Your Teenage Son Has Been Charged With Drunk and Disorderly Conduct!
The phone rings at 1:00 a.m. on Saturday morning. You are alarmed, but not particularly disturbed because you know your 16-year old son is safe. He is staying over with his best friend, they love to play video games. But… it is the police. Apparently, your son went to an unsupervised party has been charged with drunk and disorderly conduct. A rush of panic, and some guilt for not checking his plans out better come over you. You hurriedly get dressed and head out to retrieve him. Questions race through your mind. Is he okay? What do we need to change at home? Will this one mistake jeopardize his future success?
The party was at one of his friend’s house in your hometown of Northfield, whose parent’s were out of town. Your son is obviously drunk and has been involved in a fistfight with one of the other party goers. He is being charged with underage drinking and disorderly conduct as a juvenile. At least the police will let him go home in the custody of his parents.

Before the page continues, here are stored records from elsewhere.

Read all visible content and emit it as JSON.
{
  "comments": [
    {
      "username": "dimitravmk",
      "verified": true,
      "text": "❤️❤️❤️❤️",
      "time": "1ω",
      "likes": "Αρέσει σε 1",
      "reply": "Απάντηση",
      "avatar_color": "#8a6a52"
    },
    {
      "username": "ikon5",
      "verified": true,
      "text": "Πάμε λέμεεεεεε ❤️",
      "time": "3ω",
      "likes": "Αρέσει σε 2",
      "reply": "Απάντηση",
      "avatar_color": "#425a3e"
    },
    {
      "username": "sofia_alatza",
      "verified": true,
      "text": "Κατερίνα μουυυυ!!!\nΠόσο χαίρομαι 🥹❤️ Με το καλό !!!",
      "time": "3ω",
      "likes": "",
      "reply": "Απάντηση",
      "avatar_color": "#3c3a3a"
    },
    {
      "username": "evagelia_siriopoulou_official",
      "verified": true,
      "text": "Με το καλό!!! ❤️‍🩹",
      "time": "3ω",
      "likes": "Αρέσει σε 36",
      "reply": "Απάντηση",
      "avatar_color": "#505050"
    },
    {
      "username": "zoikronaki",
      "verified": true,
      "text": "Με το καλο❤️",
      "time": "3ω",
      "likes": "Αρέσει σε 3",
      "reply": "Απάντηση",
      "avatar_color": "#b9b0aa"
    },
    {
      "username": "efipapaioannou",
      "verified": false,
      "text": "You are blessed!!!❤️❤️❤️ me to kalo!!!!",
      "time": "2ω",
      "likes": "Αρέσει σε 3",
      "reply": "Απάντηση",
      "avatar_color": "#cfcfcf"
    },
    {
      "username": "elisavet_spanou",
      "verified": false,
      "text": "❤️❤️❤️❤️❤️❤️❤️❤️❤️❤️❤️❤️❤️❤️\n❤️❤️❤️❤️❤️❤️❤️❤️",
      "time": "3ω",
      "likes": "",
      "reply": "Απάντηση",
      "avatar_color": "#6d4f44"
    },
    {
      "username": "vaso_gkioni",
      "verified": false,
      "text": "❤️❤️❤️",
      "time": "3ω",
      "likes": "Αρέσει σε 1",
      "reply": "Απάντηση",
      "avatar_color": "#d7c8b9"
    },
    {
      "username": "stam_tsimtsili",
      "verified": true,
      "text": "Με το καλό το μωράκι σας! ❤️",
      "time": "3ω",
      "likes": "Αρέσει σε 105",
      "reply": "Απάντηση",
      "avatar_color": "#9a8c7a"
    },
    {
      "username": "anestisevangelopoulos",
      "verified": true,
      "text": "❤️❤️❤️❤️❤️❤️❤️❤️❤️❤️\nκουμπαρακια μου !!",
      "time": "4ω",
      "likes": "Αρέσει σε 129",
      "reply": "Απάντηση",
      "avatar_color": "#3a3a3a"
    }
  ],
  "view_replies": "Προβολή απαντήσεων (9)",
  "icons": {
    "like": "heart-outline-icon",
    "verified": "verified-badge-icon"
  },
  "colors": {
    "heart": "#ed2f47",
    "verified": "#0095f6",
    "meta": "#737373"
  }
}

Minnesota Juvenile Law
In Minnesota, an adult cannot be charged with public drunkenness. It is considered a social disorder and not a crime. However, underage drinking is a chargeable offense. This is covered in the Minnesota statute 340A.503 Persons Under 21; Illegal Acts, which states it is unlawful for any person under the age of 21 to consume any alcoholic beverages. The charge is a misdemeanor with the possibility of both 90 days in jail and a $1,000 fine, or one or the other. However, it can stay on the record for when he is filling out college applications and scholarships, and that first job.
Disorderly conduct is a charge that is common. It is defined in the Minnesota statute 609.72.
Whoever does any of the following in a public or private place, including on a school bus, knowing, or having reasonable grounds to know that it will, or will tend to, alarm, anger or disturb others or provoke an assault or breach of the peace, is guilty of disorderly conduct, which is a misdemeanor:
(1) engages in brawling or fighting; or
(2) disturbs an assembly or meeting, not unlawful in its character; or
(3) engages in offensive, obscene, abusive, boisterous, or noisy conduct or in offensive, obscene, or abusive language tending reasonably to arouse alarm, anger, or resentment in others.
It is again a misdemeanor with the possibility of 90 days in jail and $1,000 fine or the sentencing of one or the other. Also the same applies to the possibility of it staying on the teen’s record even after the age of 21.
What Action Should Be Taken?
1. The teen or parents should not make any statement to the police. All that needs to be done is to give identifying information.
2. Contact an attorney.
3. Have your attorney present for any questioning by the police.
You will be given a court date, but it may not be for months in the future, depending on how booked up the juvenile court system is at the time.
Undoubtedly, you as the parent’s are going through a lot of mental and emotional anguish. You may be tempted to go to court without representation because it is “just a misdemeanor”. Without representation, “just a misdemeanor” can evoke maximum penalties because it is just his word against law enforcement.
Teenagers are known to push the boundaries and experiment. This is not an unusual developmental stage. However, when a chargeable mistake is made the courts are obligated to make a decision on the charge. Hopefully, this incident will be enough to keep him from making the same mistake again.
Contact Hero, Jorstad & Jacobsen Law Firm Today
We have an office in Northfield, Minnesota, and will give you fair representation in court to obtain the least of penalty, and to minimize the offense staying on his record.
Do not try to fight this by yourself. Contact us immediately!